=== Section Start ===

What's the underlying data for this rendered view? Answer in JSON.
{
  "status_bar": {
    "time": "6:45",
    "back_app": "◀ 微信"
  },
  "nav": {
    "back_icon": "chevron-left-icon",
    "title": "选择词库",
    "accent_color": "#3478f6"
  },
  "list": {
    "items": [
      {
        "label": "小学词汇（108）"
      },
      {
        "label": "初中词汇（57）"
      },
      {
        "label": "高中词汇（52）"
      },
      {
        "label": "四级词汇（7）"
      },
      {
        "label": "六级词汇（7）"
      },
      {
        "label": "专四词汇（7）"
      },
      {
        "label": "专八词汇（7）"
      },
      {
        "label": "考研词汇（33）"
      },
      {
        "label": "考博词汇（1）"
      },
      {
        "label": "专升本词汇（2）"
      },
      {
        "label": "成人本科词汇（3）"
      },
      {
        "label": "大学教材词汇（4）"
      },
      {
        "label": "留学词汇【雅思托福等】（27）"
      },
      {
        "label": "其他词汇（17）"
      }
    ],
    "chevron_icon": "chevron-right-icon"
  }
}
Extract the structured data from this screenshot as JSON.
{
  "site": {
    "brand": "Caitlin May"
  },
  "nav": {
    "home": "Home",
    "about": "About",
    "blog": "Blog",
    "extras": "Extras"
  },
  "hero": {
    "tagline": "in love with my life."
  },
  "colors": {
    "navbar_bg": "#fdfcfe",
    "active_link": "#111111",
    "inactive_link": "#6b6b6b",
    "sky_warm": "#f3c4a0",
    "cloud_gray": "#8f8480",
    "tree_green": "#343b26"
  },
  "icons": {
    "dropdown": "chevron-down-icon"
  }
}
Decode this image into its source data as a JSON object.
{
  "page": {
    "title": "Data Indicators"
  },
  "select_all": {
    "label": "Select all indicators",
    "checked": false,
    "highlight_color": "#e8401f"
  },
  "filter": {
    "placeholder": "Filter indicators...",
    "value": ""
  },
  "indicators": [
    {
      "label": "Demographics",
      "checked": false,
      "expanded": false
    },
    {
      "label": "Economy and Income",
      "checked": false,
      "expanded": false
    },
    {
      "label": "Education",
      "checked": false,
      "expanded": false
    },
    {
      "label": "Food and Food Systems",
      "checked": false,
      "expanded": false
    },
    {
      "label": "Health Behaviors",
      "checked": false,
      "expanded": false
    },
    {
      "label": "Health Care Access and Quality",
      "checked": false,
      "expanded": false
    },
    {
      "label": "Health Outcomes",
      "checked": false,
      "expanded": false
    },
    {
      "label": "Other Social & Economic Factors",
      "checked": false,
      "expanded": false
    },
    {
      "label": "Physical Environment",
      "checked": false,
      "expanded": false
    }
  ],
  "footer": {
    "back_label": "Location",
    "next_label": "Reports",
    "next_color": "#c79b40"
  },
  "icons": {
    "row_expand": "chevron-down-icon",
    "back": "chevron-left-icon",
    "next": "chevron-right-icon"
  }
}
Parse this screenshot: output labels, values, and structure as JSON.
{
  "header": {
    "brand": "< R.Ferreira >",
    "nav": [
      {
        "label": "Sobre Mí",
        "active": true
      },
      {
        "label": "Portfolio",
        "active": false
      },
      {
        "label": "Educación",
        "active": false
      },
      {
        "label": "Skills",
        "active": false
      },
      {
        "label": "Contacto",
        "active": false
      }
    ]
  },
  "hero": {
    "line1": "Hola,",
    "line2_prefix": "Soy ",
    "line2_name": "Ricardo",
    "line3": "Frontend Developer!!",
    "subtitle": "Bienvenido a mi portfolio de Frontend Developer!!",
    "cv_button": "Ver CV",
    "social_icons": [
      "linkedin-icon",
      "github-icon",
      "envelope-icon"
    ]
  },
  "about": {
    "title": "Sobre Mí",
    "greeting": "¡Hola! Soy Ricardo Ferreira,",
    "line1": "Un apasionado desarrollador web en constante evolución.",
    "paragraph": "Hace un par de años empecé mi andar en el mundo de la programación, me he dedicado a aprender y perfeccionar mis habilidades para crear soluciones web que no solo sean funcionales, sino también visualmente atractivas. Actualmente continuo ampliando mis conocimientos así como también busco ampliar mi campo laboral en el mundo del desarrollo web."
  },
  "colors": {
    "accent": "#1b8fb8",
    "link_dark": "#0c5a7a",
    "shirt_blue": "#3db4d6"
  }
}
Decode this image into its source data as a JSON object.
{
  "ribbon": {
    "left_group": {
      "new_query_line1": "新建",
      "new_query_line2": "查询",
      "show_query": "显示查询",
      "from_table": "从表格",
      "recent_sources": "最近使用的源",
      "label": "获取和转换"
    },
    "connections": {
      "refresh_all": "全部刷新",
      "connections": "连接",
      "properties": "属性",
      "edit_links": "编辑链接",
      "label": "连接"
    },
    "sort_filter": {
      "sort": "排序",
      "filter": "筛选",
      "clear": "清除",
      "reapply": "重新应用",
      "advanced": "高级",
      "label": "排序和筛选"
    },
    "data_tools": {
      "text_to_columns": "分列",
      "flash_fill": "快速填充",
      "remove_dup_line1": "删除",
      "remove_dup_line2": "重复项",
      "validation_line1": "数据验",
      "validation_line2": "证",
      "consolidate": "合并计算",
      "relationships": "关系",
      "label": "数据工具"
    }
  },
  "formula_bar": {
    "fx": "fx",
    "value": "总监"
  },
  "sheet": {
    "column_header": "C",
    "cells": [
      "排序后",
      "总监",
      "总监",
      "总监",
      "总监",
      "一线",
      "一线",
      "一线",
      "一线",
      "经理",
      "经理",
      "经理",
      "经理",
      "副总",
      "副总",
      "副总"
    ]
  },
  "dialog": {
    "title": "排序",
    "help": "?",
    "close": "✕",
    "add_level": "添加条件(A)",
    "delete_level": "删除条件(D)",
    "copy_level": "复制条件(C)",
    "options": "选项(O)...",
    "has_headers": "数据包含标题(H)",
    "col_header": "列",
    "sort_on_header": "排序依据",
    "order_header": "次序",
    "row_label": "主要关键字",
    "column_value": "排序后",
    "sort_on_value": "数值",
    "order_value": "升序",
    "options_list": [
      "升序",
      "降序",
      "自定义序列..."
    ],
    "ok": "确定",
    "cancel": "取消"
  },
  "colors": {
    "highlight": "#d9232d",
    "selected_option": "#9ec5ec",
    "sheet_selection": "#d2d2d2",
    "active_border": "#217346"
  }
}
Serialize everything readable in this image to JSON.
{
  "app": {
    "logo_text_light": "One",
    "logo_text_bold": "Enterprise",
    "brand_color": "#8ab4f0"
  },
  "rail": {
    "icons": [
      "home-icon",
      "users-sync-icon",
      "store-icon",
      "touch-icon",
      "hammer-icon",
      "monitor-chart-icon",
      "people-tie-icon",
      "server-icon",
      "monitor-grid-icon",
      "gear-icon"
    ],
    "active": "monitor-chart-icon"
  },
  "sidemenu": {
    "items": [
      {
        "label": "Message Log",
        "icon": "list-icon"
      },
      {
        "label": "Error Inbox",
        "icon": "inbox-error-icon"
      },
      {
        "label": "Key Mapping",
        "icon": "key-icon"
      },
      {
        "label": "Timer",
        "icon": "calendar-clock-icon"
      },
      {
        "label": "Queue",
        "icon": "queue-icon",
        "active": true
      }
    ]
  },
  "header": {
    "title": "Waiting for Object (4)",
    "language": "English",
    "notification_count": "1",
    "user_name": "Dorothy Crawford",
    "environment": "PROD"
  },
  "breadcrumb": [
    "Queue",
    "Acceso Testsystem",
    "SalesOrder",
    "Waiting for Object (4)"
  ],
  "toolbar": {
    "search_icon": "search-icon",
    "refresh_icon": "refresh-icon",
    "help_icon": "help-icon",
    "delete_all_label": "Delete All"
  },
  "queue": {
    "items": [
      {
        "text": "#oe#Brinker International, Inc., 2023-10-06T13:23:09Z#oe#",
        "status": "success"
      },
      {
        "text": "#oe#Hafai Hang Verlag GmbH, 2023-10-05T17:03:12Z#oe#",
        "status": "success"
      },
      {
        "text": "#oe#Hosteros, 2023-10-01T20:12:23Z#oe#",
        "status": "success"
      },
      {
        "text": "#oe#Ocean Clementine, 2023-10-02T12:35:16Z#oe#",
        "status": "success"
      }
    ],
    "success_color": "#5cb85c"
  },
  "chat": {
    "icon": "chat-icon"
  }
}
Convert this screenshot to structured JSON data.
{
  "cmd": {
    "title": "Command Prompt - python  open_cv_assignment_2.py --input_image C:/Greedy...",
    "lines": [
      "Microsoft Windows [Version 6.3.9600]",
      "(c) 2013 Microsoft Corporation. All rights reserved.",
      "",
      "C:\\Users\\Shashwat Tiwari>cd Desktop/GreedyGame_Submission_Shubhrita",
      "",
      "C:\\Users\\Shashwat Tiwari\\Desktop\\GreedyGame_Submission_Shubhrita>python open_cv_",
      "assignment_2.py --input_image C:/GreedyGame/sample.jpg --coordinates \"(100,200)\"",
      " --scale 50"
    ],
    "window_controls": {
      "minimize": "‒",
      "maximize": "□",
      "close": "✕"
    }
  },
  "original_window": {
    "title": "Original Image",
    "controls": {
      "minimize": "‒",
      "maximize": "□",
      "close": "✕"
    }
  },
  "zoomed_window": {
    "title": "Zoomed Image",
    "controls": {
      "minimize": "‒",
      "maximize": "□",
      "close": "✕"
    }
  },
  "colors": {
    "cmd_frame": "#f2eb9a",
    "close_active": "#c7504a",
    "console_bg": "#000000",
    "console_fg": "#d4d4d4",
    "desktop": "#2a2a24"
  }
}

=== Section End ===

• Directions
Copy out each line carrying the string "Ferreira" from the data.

• Exercise result
    "brand": "< R.Ferreira >",
    "greeting": "¡Hola! Soy Ricardo Ferreira,",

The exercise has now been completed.